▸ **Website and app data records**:
_ _ _ _
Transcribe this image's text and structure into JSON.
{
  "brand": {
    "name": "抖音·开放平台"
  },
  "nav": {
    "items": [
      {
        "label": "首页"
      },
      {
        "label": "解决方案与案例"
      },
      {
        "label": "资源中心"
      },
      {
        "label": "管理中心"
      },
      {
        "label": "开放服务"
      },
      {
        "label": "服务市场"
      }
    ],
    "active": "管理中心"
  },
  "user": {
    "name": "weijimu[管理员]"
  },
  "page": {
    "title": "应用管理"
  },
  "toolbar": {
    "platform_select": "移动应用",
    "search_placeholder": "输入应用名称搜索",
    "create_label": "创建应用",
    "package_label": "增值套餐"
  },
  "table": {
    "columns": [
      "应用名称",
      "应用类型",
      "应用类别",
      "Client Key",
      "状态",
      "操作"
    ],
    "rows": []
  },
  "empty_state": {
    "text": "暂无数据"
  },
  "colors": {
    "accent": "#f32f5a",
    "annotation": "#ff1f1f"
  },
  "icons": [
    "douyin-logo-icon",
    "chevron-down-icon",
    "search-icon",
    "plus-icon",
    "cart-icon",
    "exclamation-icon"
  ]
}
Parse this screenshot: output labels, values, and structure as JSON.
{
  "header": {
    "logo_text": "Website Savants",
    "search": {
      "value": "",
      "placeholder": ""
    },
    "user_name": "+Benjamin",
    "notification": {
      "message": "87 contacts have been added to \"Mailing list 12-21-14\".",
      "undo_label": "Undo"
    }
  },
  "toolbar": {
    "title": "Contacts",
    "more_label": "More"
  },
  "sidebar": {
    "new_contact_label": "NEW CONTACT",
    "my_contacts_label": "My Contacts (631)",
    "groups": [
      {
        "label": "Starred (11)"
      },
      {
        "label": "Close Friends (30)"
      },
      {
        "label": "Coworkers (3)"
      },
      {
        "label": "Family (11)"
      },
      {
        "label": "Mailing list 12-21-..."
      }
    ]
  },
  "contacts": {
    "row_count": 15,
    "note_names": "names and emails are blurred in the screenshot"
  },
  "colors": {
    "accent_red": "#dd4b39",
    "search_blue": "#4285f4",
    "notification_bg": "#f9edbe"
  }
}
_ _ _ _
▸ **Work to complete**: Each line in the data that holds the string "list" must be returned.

▸ **Solution**:
      "message": "87 contacts have been added to \"Mailing list 12-21-14\".",
        "label": "Mailing list 12-21-..."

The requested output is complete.